Netflix brings us Jamie Dornan with a handlebar moustache; also there’s some siege in the Congo or something and Lee reviewed it.
Utilising the medium of film to highlight the injustices of war, powerful others and corruption in the system is perhaps one of cinema’s oldest past-times; it’s proven effective time and time again, both in terms of the fiction and non-fiction they represent (wartime propaganda wasn’t made just for fun, after all). The misrepresented get their time eventually in the eyes of cinema, and more than likely feed into a new context for a new generation.
When it comes to film criticism however, it seems especially important in these contexts to keep both eyes on objectivity and look at the filmmaking presented, the story itself in its self-contained bubble and let history decide which way the message falls each time they remember it.

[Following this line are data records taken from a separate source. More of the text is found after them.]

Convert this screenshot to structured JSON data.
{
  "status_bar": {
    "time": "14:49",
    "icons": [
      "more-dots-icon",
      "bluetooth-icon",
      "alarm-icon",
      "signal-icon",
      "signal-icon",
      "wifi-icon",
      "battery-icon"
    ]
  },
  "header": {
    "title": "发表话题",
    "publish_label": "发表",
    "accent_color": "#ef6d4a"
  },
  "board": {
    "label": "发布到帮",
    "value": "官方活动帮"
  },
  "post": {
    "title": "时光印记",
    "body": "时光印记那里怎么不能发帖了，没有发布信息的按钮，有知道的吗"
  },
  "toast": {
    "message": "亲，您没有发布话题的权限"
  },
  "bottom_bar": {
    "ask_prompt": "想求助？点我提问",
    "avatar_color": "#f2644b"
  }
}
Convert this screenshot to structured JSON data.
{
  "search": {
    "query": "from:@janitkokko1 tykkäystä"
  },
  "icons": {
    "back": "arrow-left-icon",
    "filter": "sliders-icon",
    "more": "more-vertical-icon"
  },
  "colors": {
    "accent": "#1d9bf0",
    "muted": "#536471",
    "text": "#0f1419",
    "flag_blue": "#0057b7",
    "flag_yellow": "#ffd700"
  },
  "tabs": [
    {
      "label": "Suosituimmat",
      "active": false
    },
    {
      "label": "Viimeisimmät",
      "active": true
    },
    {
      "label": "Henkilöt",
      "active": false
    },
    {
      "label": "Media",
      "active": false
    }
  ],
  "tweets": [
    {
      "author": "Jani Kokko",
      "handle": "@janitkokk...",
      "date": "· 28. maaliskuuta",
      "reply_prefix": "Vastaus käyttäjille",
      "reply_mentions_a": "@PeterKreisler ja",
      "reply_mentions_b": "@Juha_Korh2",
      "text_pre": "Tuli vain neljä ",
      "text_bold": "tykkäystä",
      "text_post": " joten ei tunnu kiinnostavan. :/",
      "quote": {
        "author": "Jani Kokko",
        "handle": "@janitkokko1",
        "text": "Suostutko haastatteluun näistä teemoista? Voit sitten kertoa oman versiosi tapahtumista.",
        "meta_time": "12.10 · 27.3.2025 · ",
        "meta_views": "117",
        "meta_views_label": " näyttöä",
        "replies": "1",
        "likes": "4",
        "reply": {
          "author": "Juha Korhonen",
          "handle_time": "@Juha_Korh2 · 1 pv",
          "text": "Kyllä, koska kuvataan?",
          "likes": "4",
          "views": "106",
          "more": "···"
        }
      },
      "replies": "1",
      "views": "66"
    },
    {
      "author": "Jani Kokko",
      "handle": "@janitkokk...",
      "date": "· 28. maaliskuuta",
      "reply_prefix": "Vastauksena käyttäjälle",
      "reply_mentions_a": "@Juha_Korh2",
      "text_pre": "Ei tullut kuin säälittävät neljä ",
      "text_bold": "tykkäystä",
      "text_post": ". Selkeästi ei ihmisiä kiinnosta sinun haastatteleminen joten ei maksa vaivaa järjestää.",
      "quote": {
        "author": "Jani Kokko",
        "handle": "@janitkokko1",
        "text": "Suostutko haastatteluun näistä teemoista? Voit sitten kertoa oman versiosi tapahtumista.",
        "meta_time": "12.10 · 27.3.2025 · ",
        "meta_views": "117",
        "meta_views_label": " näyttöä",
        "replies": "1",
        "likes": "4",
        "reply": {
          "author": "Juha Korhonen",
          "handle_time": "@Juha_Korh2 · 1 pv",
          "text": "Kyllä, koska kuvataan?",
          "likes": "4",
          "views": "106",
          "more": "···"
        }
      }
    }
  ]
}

That said, there are assumptions we can make when it comes to representations of real-life; for example, even if self-elected Prime Minister Tshombe was a ruthless power-hungry dictator, it just doesn’t seem likely he was a moustache-twirling villain who drank in the dark watching updates of the siege on TV in his office.
The Siege of Jadotville is full of little question marks like this, where what we know of the facts and what the film wants us to know about the facts clearly diverge. Not content to be a simple, angry story about the injustices raked upon a small battalion of Irish soldiers by the UN’s negligence, the film takes personal measures to portray certain figures, such as Conor Cruise O’Brien, as not simply implicated in the event and, indeed, making matters worse but personally responsible to such a degree that every decision any authority figure makes on the matter trickles down from him.
Maybe to a certain degree this happened, but the lengths the movie goes to make us know, black and white, who the bad guys are misses an opportunity to explore the hard decisions and why they’re made, and attempt an even hand in an uneven and unfair scenario.
This isn’t aided by the movie’s somewhat tame direction and tone. Following the Irish soldiers, we certainly understand their fears and desperation as wave upon wave continue to assault the small area they are set to defend, but the action lacks punch and doesn’t get close to exploring the true horror of the situation, content to let the discontented barks of Jamie Dornan fill any real introspection.
Fights, punctuated by the odd strategic event, are mostly round after round of soldiers firing blankly into the void or running back and forth from cover; we get little to no indication of the scale of the combat, the camera nearly always pressed tight to the characters which, if pushed to an extreme, could have made a great indication of the claustrophobia of the small-scale assault. Instead, frequent uninteresting mid-shots give the movie a dissatisfying ‘made for television’ quality.
All said, the story is interesting, the characters upbeat, the performances capable and as a brief, somewhat pushy lecture in world history it does a fairly adequate job of explaining what happened to who and why, and we do feel genuinely frustrated for the Irishmen. With a little more care and polish, this could have really made an impact, but for a ‘straight-to-stream’ production there really are worse offerings.